Finding Yarn

13 10 2010

I love recycling sweaters for yarn. It makes me ten different kinds of happy.

First, I get to hunt through all the local (and not-so-local) thrift stores in search of pretty potential yarn. I love hunting for bargains. Hunting for potential yarn is a bigger challenge. I favor natural fibers over acrylics, and animal fibers over plant fibers. I can buy acrylic at Wal-Mart. Natural fibers like cashmere and lambs wool are more elusive where I live, as I have yet to find a yarn store closer than an hour away.

Secondly, you can’t just recycle any old sweater you find. It’s hard for me to explain what to look for, so allow me to link you to a tutorial I’ve found helpful. So you see, hunting for the just-right seam can be tricky, especially on darker colored sweaters. Another problem is coming across sweaters with button holes or zippers. I’m told these kinds are far more trouble than their worth, so I’ve had to pass up some beautiful potential yarn because of this. This adds to the challenge and thrill of the hunt, and therefore tickles me to no end when my recreational hunt can be extended.

And  finally, my favorite reason for recycling yarn is the price. I’ve gotten over a thousand of yards of yarn for a mere $2.50, sometimes even less than that. I’m a very thrifty person (read: cheapskate) and could never justify buying hundreds of dollars in yarn. I spent nearly $40 on a project once and nearly died handing over the money for the yarn. A project I never finished, mind you. By recycling yarn, I’m spending less money on beautiful yarn, plus it’s not a big deal if my $3 yarn project sits in a box for another six months.

I’ve only recycled one sweater completely. I’ve recycled half of a humongous afghan and half of another sweater that was too complex for me at the time. However, a couple of weekends ago, I tackled my second sweater and first turtleneck sweater.


This sweater is 40% merino wool, 30% viscose, 20% angora rabbit, and 10% cashmere. As  you can imagine, it’s as soft as silk. It also unraveled very easily with minimal difficulties, despite the intimidating cables and turtleneck. After two days, I ended with six cakes worth of yarn.

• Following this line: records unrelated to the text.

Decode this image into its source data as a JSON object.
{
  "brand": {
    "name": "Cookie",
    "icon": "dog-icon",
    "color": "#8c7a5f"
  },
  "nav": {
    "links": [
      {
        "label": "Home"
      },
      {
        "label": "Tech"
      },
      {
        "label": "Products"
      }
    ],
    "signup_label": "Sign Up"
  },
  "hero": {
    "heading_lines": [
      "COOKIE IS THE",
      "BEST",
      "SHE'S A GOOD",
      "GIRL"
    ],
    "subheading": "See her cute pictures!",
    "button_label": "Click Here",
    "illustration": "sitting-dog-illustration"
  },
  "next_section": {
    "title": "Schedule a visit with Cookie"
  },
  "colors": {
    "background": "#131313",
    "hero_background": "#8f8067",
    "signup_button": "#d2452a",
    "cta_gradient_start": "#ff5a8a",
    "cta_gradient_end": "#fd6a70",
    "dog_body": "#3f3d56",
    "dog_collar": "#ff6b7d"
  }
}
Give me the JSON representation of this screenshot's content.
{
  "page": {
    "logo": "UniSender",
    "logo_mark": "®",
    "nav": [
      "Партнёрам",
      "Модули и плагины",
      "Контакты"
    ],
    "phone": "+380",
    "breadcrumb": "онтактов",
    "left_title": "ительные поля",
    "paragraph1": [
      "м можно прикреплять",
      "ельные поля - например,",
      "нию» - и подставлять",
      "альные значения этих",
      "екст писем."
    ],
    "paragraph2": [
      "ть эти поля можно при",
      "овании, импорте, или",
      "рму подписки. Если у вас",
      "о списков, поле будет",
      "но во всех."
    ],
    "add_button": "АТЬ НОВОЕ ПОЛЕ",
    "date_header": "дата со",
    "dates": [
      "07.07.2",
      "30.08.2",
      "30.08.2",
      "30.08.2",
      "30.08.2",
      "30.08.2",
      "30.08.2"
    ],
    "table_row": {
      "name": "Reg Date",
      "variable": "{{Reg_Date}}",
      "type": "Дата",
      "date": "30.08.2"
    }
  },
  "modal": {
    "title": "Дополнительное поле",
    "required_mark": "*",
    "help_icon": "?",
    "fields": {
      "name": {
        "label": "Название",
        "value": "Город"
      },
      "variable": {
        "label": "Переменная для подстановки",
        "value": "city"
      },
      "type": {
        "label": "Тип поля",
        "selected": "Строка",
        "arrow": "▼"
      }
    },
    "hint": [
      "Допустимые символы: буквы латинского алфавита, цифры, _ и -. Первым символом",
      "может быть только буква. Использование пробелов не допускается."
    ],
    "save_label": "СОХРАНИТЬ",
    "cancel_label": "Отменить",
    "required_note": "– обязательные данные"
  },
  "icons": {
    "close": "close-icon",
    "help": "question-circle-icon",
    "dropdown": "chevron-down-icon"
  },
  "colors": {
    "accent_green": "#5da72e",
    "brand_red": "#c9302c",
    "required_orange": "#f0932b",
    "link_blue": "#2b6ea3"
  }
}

Now, as for how many yards this adds up to… your guess is as good as mine. In previous yarn recycling experiences, I measured before I balled the yarn, a decision I regretted over and over again due to the tangles. This time, I balled the yarn as I recycled it to prevent the yarn from tangling. Eventually, I’ll get around to measuring it, but my estimation is around 700 yards, give or take. I could be very wrong, however.

My next recycling project popped up quite unexpectedly a week or so ago. Despite my yarn diet, I had to buy this sweater the moment I laid eyes on it. It’s quite possibly the most beautiful color I have ever seen. Photos do not do it justice.


The sweater is a beautiful midnight blue with hints of pale blue in it. It’s 50/50 acrylic and mohair, and while I do tend to avoid buying acrylic sweaters, I had to make an exception for this one. It’s very, very warm and very soft. I haven’t decided yet if I want to recycle it or wear it. 😉

But yes, that is my hobby as of late.